What is expected —
Every entry must be given again exactly as it is written.

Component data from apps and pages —

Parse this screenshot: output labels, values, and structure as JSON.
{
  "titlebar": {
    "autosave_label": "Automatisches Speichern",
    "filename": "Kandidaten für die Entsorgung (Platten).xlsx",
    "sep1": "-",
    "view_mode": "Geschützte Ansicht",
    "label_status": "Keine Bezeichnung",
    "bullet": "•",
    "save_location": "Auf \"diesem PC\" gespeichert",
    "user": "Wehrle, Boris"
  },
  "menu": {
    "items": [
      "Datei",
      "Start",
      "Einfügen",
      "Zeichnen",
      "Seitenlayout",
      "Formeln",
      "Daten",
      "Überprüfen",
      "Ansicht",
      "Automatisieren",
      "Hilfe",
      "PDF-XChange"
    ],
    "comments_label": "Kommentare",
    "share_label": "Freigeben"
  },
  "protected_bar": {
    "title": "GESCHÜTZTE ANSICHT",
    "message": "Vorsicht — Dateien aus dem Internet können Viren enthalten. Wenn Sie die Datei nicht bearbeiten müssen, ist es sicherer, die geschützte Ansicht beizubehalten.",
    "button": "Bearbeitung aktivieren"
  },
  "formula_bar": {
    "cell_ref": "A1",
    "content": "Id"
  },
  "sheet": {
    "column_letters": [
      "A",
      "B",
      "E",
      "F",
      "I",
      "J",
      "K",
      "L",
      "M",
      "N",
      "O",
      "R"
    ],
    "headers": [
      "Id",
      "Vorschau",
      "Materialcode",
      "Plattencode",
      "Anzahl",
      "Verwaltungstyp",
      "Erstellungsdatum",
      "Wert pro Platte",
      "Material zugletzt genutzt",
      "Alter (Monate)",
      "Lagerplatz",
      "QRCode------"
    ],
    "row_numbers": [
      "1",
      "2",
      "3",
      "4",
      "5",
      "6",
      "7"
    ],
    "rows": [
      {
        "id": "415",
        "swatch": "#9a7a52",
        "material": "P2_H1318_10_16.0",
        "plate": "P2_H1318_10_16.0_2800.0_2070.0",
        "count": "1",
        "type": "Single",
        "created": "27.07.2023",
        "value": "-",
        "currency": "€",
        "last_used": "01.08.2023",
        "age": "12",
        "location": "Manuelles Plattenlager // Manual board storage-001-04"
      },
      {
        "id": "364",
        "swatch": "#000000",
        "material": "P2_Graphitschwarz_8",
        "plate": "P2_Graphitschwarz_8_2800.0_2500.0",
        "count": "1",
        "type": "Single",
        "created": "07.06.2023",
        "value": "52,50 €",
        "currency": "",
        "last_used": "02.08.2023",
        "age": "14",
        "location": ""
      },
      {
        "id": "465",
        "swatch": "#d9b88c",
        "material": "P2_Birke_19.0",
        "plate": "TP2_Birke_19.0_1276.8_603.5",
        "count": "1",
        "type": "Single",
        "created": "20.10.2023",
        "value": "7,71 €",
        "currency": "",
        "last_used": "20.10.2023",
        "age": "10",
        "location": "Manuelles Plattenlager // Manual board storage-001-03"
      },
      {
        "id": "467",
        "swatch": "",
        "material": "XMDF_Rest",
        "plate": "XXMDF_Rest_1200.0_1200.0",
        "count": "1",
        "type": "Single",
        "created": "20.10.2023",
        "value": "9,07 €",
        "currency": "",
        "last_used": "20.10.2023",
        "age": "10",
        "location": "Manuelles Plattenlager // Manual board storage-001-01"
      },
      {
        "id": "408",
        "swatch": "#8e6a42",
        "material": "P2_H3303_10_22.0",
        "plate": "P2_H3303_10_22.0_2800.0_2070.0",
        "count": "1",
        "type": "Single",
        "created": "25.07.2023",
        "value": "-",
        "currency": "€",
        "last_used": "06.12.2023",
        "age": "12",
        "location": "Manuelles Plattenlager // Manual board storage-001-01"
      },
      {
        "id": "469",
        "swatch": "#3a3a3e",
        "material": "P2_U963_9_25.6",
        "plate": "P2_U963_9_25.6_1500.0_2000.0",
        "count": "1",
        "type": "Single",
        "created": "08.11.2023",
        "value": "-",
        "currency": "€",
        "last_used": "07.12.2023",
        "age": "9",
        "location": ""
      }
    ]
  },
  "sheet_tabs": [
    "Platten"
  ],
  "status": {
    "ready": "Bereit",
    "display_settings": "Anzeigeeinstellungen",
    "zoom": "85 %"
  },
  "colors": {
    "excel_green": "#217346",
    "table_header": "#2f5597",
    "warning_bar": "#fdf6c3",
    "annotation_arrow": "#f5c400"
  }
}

Output below —
Parse this screenshot: output labels, values, and structure as JSON.
{
  "titlebar": {
    "autosave_label": "Automatisches Speichern",
    "filename": "Kandidaten für die Entsorgung (Platten).xlsx",
    "sep1": "-",
    "view_mode": "Geschützte Ansicht",
    "label_status": "Keine Bezeichnung",
    "bullet": "•",
    "save_location": "Auf \"diesem PC\" gespeichert",
    "user": "Wehrle, Boris"
  },
  "menu": {
    "items": [
      "Datei",
      "Start",
      "Einfügen",
      "Zeichnen",
      "Seitenlayout",
      "Formeln",
      "Daten",
      "Überprüfen",
      "Ansicht",
      "Automatisieren",
      "Hilfe",
      "PDF-XChange"
    ],
    "comments_label": "Kommentare",
    "share_label": "Freigeben"
  },
  "protected_bar": {
    "title": "GESCHÜTZTE ANSICHT",
    "message": "Vorsicht — Dateien aus dem Internet können Viren enthalten. Wenn Sie die Datei nicht bearbeiten müssen, ist es sicherer, die geschützte Ansicht beizubehalten.",
    "button": "Bearbeitung aktivieren"
  },
  "formula_bar": {
    "cell_ref": "A1",
    "content": "Id"
  },
  "sheet": {
    "column_letters": [
      "A",
      "B",
      "E",
      "F",
      "I",
      "J",
      "K",
      "L",
      "M",
      "N",
      "O",
      "R"
    ],
    "headers": [
      "Id",
      "Vorschau",
      "Materialcode",
      "Plattencode",
      "Anzahl",
      "Verwaltungstyp",
      "Erstellungsdatum",
      "Wert pro Platte",
      "Material zugletzt genutzt",
      "Alter (Monate)",
      "Lagerplatz",
      "QRCode------"
    ],
    "row_numbers": [
      "1",
      "2",
      "3",
      "4",
      "5",
      "6",
      "7"
    ],
    "rows": [
      {
        "id": "415",
        "swatch": "#9a7a52",
        "material": "P2_H1318_10_16.0",
        "plate": "P2_H1318_10_16.0_2800.0_2070.0",
        "count": "1",
        "type": "Single",
        "created": "27.07.2023",
        "value": "-",
        "currency": "€",
        "last_used": "01.08.2023",
        "age": "12",
        "location": "Manuelles Plattenlager // Manual board storage-001-04"
      },
      {
        "id": "364",
        "swatch": "#000000",
        "material": "P2_Graphitschwarz_8",
        "plate": "P2_Graphitschwarz_8_2800.0_2500.0",
        "count": "1",
        "type": "Single",
        "created": "07.06.2023",
        "value": "52,50 €",
        "currency": "",
        "last_used": "02.08.2023",
        "age": "14",
        "location": ""
      },
      {
        "id": "465",
        "swatch": "#d9b88c",
        "material": "P2_Birke_19.0",
        "plate": "TP2_Birke_19.0_1276.8_603.5",
        "count": "1",
        "type": "Single",
        "created": "20.10.2023",
        "value": "7,71 €",
        "currency": "",
        "last_used": "20.10.2023",
        "age": "10",
        "location": "Manuelles Plattenlager // Manual board storage-001-03"
      },
      {
        "id": "467",
        "swatch": "",
        "material": "XMDF_Rest",
        "plate": "XXMDF_Rest_1200.0_1200.0",
        "count": "1",
        "type": "Single",
        "created": "20.10.2023",
        "value": "9,07 €",
        "currency": "",
        "last_used": "20.10.2023",
        "age": "10",
        "location": "Manuelles Plattenlager // Manual board storage-001-01"
      },
      {
        "id": "408",
        "swatch": "#8e6a42",
        "material": "P2_H3303_10_22.0",
        "plate": "P2_H3303_10_22.0_2800.0_2070.0",
        "count": "1",
        "type": "Single",
        "created": "25.07.2023",
        "value": "-",
        "currency": "€",
        "last_used": "06.12.2023",
        "age": "12",
        "location": "Manuelles Plattenlager // Manual board storage-001-01"
      },
      {
        "id": "469",
        "swatch": "#3a3a3e",
        "material": "P2_U963_9_25.6",
        "plate": "P2_U963_9_25.6_1500.0_2000.0",
        "count": "1",
        "type": "Single",
        "created": "08.11.2023",
        "value": "-",
        "currency": "€",
        "last_used": "07.12.2023",
        "age": "9",
        "location": ""
      }
    ]
  },
  "sheet_tabs": [
    "Platten"
  ],
  "status": {
    "ready": "Bereit",
    "display_settings": "Anzeigeeinstellungen",
    "zoom": "85 %"
  },
  "colors": {
    "excel_green": "#217346",
    "table_header": "#2f5597",
    "warning_bar": "#fdf6c3",
    "annotation_arrow": "#f5c400"
  }
}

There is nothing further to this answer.